**TO DO**
Below are records; please give the number of their lines that contain the string "state", and only that number.

__________

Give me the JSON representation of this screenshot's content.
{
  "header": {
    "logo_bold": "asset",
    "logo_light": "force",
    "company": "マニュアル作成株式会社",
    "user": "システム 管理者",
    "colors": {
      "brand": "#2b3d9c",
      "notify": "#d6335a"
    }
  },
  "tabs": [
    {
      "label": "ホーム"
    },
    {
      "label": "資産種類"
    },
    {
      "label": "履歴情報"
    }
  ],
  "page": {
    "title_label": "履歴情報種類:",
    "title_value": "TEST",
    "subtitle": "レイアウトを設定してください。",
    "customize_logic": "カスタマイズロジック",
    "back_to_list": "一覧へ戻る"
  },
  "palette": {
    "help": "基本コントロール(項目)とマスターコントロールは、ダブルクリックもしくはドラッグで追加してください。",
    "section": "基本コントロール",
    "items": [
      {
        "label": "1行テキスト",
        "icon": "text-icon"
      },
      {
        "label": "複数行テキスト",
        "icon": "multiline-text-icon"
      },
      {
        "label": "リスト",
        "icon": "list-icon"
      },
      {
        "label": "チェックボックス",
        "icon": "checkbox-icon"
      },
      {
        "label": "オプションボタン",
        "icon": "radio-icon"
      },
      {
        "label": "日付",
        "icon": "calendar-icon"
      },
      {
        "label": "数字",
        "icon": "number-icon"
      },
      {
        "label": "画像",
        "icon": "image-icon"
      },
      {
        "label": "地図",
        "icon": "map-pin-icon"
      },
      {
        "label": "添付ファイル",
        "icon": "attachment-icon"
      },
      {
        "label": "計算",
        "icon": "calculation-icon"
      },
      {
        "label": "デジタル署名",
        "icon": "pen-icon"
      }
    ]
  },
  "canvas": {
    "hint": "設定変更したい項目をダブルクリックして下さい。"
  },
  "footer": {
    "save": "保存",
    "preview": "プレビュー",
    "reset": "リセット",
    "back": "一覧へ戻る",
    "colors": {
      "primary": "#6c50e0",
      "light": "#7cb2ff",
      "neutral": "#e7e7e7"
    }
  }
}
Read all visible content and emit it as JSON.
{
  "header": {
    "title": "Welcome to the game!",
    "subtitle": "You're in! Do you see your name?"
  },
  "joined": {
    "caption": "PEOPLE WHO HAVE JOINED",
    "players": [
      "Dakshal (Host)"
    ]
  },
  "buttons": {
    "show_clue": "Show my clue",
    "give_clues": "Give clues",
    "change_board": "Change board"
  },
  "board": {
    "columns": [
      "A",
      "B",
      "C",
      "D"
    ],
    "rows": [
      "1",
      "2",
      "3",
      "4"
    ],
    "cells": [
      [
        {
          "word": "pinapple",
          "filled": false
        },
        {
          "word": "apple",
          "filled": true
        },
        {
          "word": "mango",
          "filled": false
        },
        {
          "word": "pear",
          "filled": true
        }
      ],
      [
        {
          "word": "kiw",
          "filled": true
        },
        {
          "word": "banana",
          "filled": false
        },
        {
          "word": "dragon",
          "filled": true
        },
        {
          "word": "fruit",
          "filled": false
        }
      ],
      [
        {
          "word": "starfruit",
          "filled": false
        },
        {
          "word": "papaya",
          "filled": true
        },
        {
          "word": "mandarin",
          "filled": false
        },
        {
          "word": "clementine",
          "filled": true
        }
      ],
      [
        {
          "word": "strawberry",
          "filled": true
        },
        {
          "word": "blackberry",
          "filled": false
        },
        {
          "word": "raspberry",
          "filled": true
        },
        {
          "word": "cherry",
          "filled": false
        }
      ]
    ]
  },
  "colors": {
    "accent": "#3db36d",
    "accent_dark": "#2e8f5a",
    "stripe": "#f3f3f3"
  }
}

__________

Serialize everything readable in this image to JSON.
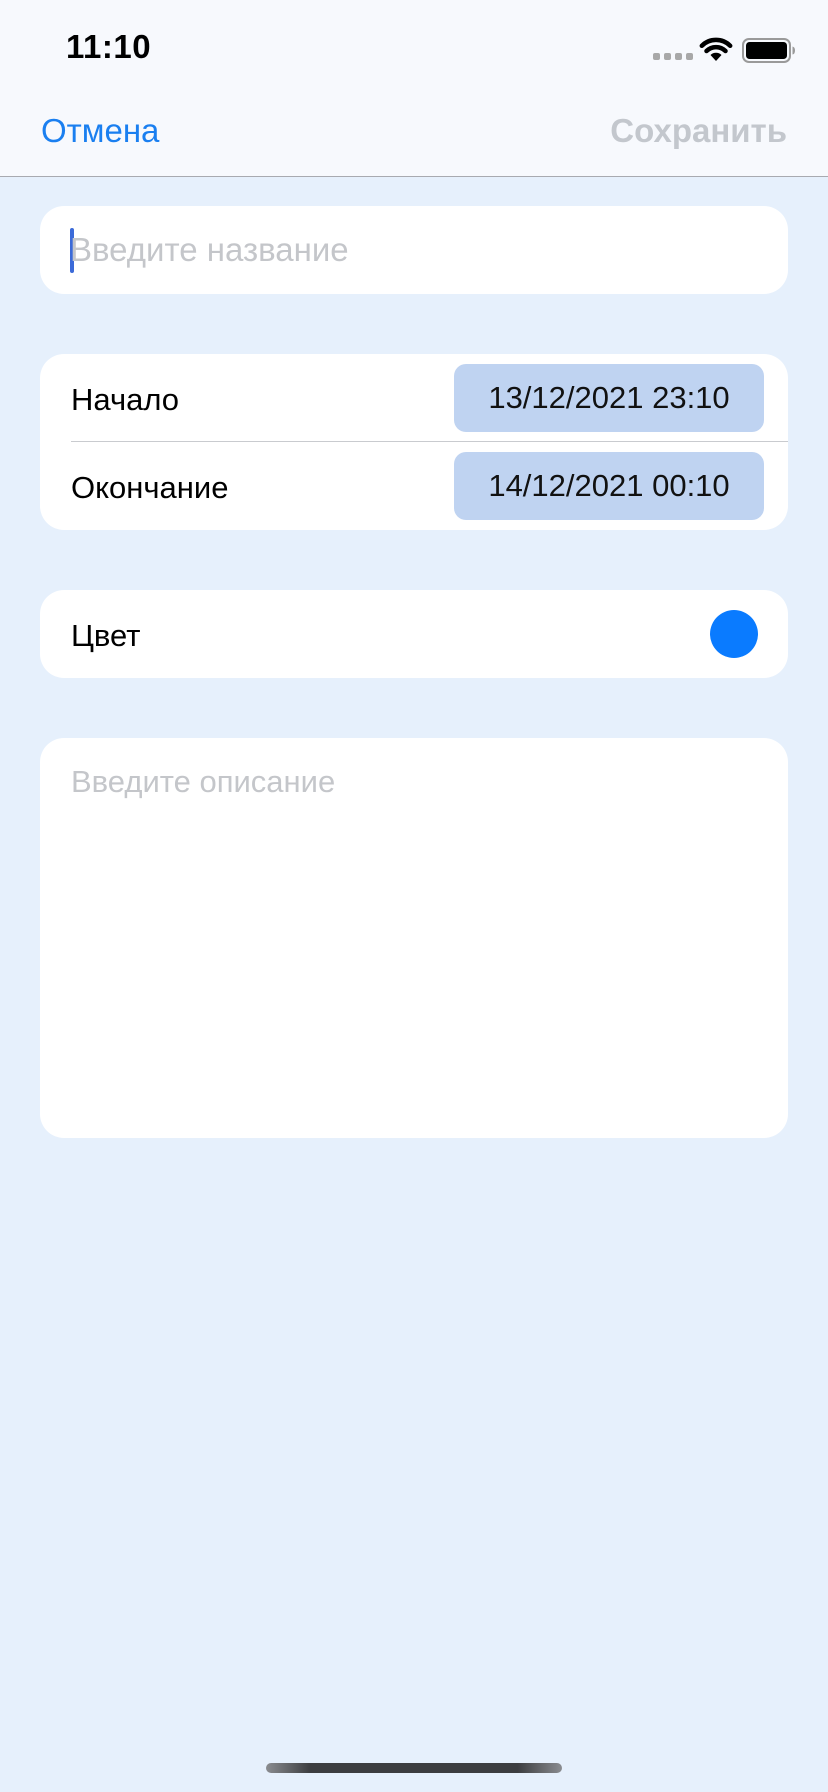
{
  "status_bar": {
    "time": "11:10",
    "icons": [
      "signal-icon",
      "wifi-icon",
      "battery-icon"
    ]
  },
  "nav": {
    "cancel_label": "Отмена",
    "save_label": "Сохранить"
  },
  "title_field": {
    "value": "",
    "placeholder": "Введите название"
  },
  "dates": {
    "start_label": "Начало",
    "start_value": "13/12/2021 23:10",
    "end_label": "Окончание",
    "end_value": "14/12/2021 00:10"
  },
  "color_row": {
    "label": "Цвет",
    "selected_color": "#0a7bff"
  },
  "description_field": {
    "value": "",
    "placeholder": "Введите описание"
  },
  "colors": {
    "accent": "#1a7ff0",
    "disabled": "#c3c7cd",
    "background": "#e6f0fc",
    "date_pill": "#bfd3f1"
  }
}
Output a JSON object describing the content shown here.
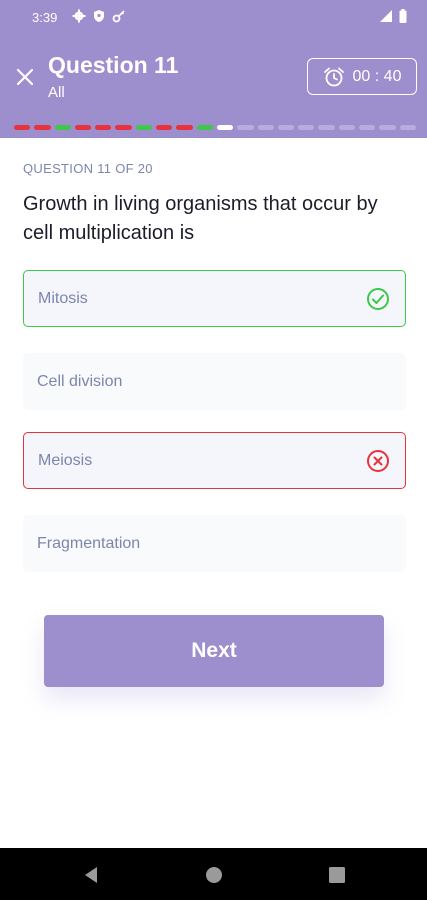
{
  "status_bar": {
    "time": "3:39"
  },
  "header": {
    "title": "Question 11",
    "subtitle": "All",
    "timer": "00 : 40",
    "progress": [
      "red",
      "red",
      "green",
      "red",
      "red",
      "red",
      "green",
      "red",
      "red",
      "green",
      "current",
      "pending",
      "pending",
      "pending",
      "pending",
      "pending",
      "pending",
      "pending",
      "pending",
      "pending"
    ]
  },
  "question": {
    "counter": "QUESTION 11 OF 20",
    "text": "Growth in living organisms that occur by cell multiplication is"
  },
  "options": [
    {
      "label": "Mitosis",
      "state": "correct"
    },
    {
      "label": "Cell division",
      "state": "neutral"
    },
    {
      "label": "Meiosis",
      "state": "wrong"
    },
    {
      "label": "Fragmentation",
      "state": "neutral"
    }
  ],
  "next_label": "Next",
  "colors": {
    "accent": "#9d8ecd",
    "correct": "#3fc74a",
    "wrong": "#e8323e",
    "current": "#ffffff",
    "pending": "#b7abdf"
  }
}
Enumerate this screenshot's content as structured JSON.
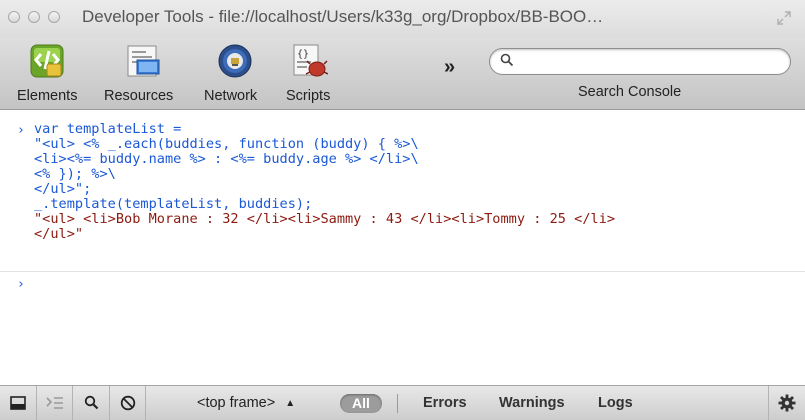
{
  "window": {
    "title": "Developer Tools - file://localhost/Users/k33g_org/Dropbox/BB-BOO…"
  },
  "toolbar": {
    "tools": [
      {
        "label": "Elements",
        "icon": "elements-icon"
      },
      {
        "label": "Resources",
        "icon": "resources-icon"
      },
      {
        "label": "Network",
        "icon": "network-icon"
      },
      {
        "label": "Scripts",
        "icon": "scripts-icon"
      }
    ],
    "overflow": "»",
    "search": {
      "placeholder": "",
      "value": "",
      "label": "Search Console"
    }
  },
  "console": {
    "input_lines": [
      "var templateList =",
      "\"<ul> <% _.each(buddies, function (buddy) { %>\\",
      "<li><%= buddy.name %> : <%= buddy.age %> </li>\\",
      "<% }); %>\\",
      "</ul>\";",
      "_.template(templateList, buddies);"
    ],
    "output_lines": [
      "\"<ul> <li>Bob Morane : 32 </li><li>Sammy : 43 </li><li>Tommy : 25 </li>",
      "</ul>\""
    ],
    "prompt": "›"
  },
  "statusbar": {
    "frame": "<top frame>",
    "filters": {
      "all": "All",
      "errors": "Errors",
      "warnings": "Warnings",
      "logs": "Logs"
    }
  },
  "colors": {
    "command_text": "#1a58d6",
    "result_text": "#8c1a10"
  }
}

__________

**RESPONSE**
4